If you’re trying to avoid going to the doctor by eating an apple a day, head to Wisconsin. The state is one of the top apple producers in the nation, yielding millions of pounds of the all-American fruit each year.
In Trempealeau, Jess Ecker helps operate Ecker’s Apple Farm along with her mother, sister and husband. The farm has been family-owned and -operated since 1945, but it was converted to an orchard in the late 1970s. Ecker says the orchard covers about 100 acres, with 40 dedicated to apple production.
They grow many different varieties, including Gingergold, McIntosh, Gala, Riverbelle, Fuji, Red Delicious and Honeycrisp.
“Honeycrisp has a beautiful color, a sweet and tangy flavor profile, and a cell structure that explodes with juice as you take a bite,” Ecker says. “It’s a great eating apple, but also bakes well. It’s a big hit when dipped in caramel and rolled in nuts and candy.”
The farm also grows English cider apple trees and blueberry bushes that offer U-pick opportunities for customers in the summer. Ecker says that apples do well in Wisconsin, thanks to the state’s favorable climate.
“Wisconsin’s land and climate are conducive to apple growing in general,” Ecker says. “We get just the right amount of hot and cold temperatures to support a solid growing season for apples. Good rainfall, decent sun exposure and cool autumn nights that turn apples red are some other factors that make Wisconsin a hot spot for growing apples.”
Those cool autumn nights also attract families to the farm, and Ecker’s offers lots of activities focused around apples, as well as a beer garden they added in 2014.
“We offer pick-your-own apples in September and October, and haul guests around the orchard with our tractor,” Ecker says. “We also started throwing a large farm party, the Honeycrisp Hootenanny, in mid-October each year. It’s a celebration of Honeycrisp apples, bluegrass music and beer.”

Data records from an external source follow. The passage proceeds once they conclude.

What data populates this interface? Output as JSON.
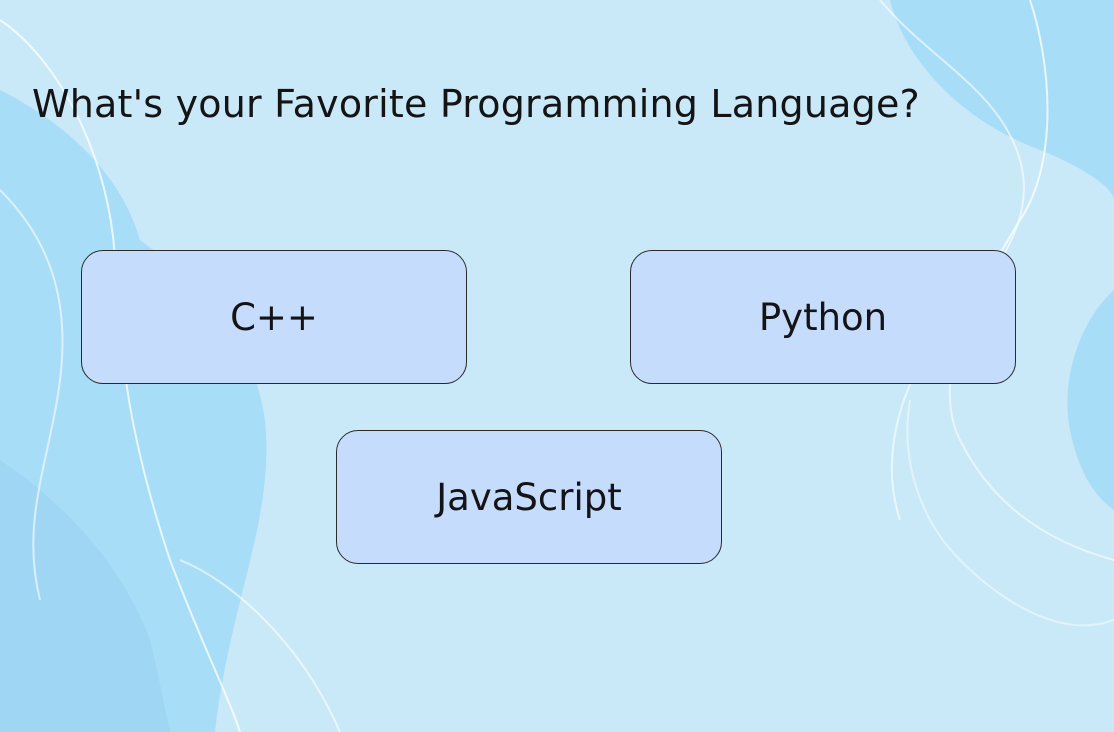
{
  "question": "What's your Favorite Programming Language?",
  "options": [
    {
      "label": "C++"
    },
    {
      "label": "Python"
    },
    {
      "label": "JavaScript"
    }
  ],
  "colors": {
    "background": "#c9e9f9",
    "blob": "#a8ddf7",
    "card": "#c6dcfc",
    "card_border": "#2a2a2a",
    "text": "#141414"
  }
}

Fresh Apples for All
At Helene’s Hilltop Orchard in Merrill, the majority of the apples grown on the farm’s 20 acres are sold retail through U-pick sales. Guests have the opportunity to stroll through the orchard in the fall and fill a bag with fresh apples. Afterward, they can stop by the farm’s on-site commercial bakery for a delicious caramel apple walnut muffin, apple pie, apple dumpling or apple turnover made from scratch with freshly harvested apples.
“About 80 percent of our apples go through U-pick,” says Olivia Telschow, orchard manager, who runs the farm with her mother, Helene (the orchard’s namesake), her husband and her three children. Her father, Dave, is now retired and continues to mentor her in production and care of the trees.
“The rest of the apples we harvest for ourselves to use for our bakery products,” Telschow adds. “It’s extremely important to us to use our own products in baking. We bake thousands of apple pies that have about three pounds of sliced apples in them.”
Telschow says that Helene’s Orchard is involved in agritourism as well, and they hope to really educate consumers about apples by letting them pick their own.
“In the fall we have a cow train ride that goes through a corn path, along with a hay wagon ride, corn maze and barnyard play area filled with agricultural equipment for children to explore. The U-pick helps create an experience for visitors and gives them a better understanding of where the apples come from,” she says.
The orchard grows three types of apples for visitors to choose from – Cortland, Honeycrisp and McIntosh – as well as some experimental heritage trees that are used to create a robust, flavorful cider.
“Those types of apples are in high demand from hard cider producers,” Telschow says. She adds that they’re always working to please the consumer, too.
“We have a lot of experimental trees planted to see how they do,” she says. “We’re always looking to what we can add, like maybe an early-season apple. Our apples aren’t really ripe until the middle of September, but people want it earlier.”